  • Gut feeling: I have the impression that the specification is complex enough to cause too much cognitive load on the users who make judgments to train the model. This means the judgments that train the model probably can't take into account all the required criteria at the same time.
  • The specification is not formally agreed or approved and still has the template {{Draft}}, added by the main author. If we started now to use the indicator derived from this specification to track the quality of Wikidata Items over time, we wouldn't be able to significantly improve any part of the specification and implementation stack, since every important change would prevent comparing historical data with current data.
  • If the resulting indicator, whose formula would not be explainable, were called "data quality" and published in a way that could be queried (T166427), users would indeed trust The Indicator as a synonym for "data quality". They would use it to sort and prioritize their work, perhaps ignoring the best rated Items (which would have relevant problems not considered by The Indicator, such as vandalism, outdated data, structural inconsistencies, constraint violations, etc.) and focusing on the worst-rated ones (even if they were really good in the criteria wrongly quantified, undervalued or not considered, and even if these Items had no impact on the project). People would probably use less of their personal reasoning and exploration criteria to start letting The Indicator guide their efforts as if it were an oracle. In my opinion, this could divert the efforts of some users down the wrong path and, given the deficiencies that this indicator would have, be more counterproductive than positive for the project.

When the specification was being designed I kept in touch with its author and we talked about these problems in a more or less superficial way, but probably the constraints of the academic project didn't leave much room for action. Now we don't have those constraints anymore and, if we want to use the specification, I think we should improve it. I've checked some of the Items listed in the reports and I unfortunately think the resulting indicator is not better than Recoin when it comes to measuring relative completeness and it's definitely below property constraints when it comes to measuring consistency. If the decision to start using this indicator without changes has already been made, I would suggest calling it "ORES completeness" or similar as a workaround to try to avoid some of the effects of possible misuse.

I hope I'm not sounding like the troll that appears in my profile picture (it's actually an enemy from the first The Legend of Zelda) :-) and that these comments can help in some way.

@abian In WikidataCon 2019 we will have a Data quality panel, as well as a Data quality meetup. I also hope to learn more about the possible ways of Wikidata quality assessment there.
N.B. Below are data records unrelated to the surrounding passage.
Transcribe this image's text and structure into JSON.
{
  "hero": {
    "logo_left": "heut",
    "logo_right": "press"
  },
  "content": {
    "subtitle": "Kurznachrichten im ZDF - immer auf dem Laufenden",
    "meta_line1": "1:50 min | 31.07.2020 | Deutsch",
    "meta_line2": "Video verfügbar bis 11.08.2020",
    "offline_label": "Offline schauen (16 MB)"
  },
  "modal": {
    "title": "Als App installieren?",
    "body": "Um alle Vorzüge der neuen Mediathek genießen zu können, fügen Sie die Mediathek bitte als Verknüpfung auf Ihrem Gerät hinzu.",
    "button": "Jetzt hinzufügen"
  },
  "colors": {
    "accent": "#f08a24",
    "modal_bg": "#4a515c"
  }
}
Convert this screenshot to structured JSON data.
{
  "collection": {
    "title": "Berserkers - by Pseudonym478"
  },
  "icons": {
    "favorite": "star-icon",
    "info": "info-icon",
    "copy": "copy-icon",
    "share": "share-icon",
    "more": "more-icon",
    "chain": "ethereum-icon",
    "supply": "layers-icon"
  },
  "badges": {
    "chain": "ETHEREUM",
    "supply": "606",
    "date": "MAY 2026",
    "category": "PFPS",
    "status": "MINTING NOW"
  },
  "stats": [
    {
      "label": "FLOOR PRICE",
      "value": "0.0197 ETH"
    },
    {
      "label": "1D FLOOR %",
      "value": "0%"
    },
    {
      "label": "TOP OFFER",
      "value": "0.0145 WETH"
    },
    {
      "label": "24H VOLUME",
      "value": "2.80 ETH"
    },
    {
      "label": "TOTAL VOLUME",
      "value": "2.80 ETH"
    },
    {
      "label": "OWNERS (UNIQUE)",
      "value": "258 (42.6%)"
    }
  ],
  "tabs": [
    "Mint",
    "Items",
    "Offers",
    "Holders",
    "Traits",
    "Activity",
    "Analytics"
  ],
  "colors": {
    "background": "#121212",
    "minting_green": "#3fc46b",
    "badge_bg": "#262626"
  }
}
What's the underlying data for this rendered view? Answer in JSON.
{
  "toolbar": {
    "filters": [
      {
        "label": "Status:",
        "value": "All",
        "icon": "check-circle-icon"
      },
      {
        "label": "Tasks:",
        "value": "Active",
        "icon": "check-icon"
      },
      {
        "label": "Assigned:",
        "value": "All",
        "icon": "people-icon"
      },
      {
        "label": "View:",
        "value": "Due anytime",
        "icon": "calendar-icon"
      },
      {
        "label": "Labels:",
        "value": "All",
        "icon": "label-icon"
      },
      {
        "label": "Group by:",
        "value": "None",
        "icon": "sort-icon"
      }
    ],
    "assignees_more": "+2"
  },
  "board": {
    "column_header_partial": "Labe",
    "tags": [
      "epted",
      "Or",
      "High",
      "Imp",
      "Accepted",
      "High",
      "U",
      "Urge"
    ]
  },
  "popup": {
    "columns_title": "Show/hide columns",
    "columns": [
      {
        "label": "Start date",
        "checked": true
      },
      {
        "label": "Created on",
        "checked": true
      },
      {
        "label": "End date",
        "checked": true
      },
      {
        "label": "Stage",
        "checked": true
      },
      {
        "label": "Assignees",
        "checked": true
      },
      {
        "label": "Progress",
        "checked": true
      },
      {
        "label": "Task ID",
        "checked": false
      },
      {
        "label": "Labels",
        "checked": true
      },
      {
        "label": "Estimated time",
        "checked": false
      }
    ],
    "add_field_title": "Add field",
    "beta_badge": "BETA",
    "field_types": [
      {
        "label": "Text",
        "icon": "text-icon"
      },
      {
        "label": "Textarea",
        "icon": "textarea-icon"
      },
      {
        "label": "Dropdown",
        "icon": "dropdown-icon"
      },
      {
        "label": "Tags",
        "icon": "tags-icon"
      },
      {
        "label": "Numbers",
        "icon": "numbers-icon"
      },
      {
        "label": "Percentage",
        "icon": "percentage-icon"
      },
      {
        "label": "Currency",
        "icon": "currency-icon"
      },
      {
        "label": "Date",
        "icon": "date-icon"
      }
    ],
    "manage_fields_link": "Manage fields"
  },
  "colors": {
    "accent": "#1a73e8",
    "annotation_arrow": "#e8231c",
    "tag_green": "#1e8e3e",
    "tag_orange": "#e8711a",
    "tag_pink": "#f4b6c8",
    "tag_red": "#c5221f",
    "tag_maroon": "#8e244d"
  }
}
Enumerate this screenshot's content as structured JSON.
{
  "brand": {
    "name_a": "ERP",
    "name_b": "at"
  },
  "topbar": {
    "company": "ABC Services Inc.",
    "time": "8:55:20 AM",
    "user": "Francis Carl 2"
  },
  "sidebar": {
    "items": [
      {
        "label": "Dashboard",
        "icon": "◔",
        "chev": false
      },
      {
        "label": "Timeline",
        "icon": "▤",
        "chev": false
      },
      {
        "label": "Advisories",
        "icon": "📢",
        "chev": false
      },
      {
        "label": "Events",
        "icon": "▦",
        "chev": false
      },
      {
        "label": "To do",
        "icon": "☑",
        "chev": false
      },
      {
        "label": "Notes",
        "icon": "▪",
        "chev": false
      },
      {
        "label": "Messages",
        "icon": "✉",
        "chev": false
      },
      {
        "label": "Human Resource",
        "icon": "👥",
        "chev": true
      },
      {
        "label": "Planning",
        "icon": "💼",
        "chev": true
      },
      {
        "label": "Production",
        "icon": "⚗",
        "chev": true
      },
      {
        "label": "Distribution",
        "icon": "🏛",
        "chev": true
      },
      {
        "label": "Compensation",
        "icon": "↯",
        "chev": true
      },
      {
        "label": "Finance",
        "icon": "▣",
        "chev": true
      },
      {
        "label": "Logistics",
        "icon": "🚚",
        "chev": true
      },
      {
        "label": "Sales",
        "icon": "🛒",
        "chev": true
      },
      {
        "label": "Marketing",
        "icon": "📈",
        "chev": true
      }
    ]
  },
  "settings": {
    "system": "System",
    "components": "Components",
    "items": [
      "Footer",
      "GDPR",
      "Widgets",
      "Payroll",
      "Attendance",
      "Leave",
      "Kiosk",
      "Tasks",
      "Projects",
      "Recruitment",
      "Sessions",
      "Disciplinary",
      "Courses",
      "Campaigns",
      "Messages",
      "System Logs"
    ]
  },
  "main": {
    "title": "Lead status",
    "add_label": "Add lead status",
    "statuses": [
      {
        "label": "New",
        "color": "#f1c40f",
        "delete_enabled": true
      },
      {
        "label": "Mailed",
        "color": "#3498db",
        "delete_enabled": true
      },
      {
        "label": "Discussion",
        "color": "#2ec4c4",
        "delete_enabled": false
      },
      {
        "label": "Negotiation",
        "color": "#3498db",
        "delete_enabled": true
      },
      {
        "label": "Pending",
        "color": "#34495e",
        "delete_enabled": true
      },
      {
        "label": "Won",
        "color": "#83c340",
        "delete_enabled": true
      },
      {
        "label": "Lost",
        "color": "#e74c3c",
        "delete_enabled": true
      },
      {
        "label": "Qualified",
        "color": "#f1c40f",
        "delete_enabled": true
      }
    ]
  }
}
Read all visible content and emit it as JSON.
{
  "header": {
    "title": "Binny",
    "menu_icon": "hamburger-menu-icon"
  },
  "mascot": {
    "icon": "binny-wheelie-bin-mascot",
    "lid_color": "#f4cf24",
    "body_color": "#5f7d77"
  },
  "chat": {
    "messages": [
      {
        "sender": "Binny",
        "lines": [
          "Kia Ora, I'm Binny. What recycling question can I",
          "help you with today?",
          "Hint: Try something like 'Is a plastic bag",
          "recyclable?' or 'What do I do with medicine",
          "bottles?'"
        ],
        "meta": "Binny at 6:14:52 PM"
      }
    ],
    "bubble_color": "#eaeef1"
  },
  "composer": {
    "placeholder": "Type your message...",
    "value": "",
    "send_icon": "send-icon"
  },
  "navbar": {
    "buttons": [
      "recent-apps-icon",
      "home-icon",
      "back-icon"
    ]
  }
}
See you in Berlin this October maybe?

Hopefully we'll meet there, yes!

@Lydia_Pintscher I guess this task is completed now.

However, we might need a new ticket in relation to this:

  • to re-factor most of the data engineering code to work in the analytics cluster
  • (it is now done in R on a single server by a process that east up to 50Gb RAM memory on stat1007 - the Analytics-Engineering keep on killing it, and for a reason;
  • everything should migrate to Pyspark and run in the cluster);
  • before this is done no further updates of the Data Quality Report will be possible.